If I were a fictional character, my dislike of August could have been used effectively to foreshadow my son’s death. Unfortunately, I live in the real and random world. I can and do create find many patterns and attempt to create meaning when I look backwards, but if pressed I would have to admit that my feelings about this month were never especially prescient. I just didn’t like the heat, the pre-school anxiety, the feeling of saying farewell to summer before receiving the gifts of autumn that seem to begin arriving in September. August was always hot and sad and stuffy and dusty
I hate this week and I love this week and I need this week, but sometimes what I need from it is just to get through.
Just, again, to get through.
I took Monday and Tuesday off work. I had plans. I was going to run gift cards from the local coffee place over to the local hospital’s birth place, to be given out by staff to families who come in for testing during high-risk pregnancies. I was going to buy locally grown sunflowers and put them at the public desks in my library. I was going to look at Teddy’s things, light his candles, fill the days with memory and intent.
But it was all too hard. N needed the car and the nurse I’ve been talking to about the gift cards wasn’t sure about the coffee place since they encourage pregnant moms to cut back on caffeine “But they have herbal teas and decaf, too,” I wanted to wail back at her, if one can wail in an email. But I didn’t. And when it came down to it, I just couldn’t get myself to walk down and purchase the gift cards, couldn’t make myself go to the birthplace and explain what I was doing. I’ll do it next week, and include a short list of the coffee place’s favorite decaf beverages in with the cards to placate the hospital staff. I think that will work, even though I couldn’t think of it until after Teddy’s days had passed.
I’ll do it next week, but the point is, I didn’t do it when I wanted to. I didn’t get the sunflowers, or look through Teddy’s things, or even send off the donation I send in his name every year at this time.
I took Dot to school. I came back home. I hid in bed with a book. I cried. I took a bath. I put carpet tiles down in our small hallway to protect the wood floor. I cried. I hid in bed with a book again, and again, and again. I huddled inside like a coward and tried to send my mind away from this reality where my baby should be three years old but isn’t.
I was angry at myself for this, but this morning I started thinking that, if a friend had done this instead of me, I would have said, “It’s okay, really. You did what you needed to do.” Today, I tell that to myself and try to believe it.
Three years ago today I tried to understand how I had said goodbye to my baby just a day ago. Today, I sit here, still trying to understand. I can’t help but think I haven’t come very far.
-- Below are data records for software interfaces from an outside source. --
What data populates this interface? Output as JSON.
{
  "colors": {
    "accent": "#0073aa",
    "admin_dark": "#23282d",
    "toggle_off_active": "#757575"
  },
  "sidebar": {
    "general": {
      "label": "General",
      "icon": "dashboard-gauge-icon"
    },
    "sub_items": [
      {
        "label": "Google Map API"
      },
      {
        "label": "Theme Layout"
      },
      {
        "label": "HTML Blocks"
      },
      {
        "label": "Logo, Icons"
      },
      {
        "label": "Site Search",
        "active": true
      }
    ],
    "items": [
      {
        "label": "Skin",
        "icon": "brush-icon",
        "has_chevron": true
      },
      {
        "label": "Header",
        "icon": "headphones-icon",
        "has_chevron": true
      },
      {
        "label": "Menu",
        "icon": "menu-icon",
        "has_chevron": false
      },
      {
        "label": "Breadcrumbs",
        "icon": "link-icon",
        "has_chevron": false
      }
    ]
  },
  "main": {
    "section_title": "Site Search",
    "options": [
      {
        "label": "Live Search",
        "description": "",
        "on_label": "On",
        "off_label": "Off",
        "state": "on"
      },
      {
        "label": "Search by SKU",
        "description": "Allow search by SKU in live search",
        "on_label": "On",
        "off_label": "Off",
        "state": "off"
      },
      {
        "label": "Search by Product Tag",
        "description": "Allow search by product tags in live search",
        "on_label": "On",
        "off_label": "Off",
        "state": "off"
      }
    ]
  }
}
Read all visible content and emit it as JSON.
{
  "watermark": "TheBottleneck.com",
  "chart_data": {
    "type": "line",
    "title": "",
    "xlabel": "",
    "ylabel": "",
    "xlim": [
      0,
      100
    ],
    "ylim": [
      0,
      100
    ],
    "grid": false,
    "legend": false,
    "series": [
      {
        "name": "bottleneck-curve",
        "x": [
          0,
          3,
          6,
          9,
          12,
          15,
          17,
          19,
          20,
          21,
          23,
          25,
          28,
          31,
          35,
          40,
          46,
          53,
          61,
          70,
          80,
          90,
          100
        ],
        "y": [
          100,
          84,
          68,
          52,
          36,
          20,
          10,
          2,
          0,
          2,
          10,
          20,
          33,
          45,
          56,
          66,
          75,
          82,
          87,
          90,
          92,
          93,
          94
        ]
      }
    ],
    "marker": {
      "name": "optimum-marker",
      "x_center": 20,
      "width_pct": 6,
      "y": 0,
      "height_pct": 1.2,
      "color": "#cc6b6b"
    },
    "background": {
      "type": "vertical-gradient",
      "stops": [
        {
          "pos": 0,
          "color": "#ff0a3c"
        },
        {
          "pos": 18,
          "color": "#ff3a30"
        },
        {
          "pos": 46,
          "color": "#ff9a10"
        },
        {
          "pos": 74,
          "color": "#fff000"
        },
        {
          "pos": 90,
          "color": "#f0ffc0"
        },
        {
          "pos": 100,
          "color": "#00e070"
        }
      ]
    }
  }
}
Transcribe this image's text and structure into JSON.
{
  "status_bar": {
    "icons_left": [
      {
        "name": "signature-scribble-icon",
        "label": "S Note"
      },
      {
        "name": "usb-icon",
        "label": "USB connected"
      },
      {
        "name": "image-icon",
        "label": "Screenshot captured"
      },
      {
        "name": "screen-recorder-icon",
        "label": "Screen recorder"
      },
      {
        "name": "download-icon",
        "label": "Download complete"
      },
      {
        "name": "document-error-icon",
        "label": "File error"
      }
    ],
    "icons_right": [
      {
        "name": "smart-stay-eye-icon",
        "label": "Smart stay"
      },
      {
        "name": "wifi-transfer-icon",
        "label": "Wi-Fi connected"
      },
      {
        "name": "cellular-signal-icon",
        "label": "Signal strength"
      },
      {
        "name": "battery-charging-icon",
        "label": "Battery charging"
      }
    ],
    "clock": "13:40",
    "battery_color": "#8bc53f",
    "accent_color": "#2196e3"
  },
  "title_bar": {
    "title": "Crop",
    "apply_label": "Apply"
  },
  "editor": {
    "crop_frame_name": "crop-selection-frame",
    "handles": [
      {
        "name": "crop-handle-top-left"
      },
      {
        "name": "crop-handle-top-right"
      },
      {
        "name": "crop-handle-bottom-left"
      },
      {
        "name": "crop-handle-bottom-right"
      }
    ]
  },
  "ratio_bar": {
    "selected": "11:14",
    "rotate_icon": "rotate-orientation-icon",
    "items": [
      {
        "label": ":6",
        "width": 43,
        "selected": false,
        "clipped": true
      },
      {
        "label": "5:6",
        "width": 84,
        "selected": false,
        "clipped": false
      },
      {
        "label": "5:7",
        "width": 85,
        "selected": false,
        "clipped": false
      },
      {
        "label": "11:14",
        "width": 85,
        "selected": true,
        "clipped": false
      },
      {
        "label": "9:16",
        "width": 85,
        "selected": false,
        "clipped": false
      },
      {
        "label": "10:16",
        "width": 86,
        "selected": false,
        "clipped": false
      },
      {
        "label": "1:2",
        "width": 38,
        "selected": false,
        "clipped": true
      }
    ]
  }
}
But least now I know that the understanding is beyond me, even though I can’t stop trying for it.
I think quite often about acceptance, of what it is and of what people mean when they say they’ve found it. What I think just now is that what I have of acceptance isn’t much, but that I do have this: I can accept that I will keep straining to understand my child’s death even though I know I never will. I know myself this much, now, and I can accept this part of who I am.
Three years and a day ago, I said goodbye to my baby. He was beautiful and perfect except for the fact that he couldn’t breathe. I’ll never stop missing the weight of him in my arms, never stop wondering who he would have grown up to be, never stop loving him and hoping that the love finds him somehow, wherever and whatever he is.
I move on with my life. I smile and mostly mean it. I go to work, take walks, chase after my toddler, talk to my husband about our respective days. But, especially during this week, I am more and more convinced that the way I go on with my life is by allowing part of me to not move on. Part of me just sits on the floor in a dark room in my mind, clutching a small blue blanket with stars on it and howling, I want you back.
And, every so often but especially in August, the part of me who has been moving on joins her and we howl together.
I want you back, Teddy. I love you so. I want you back.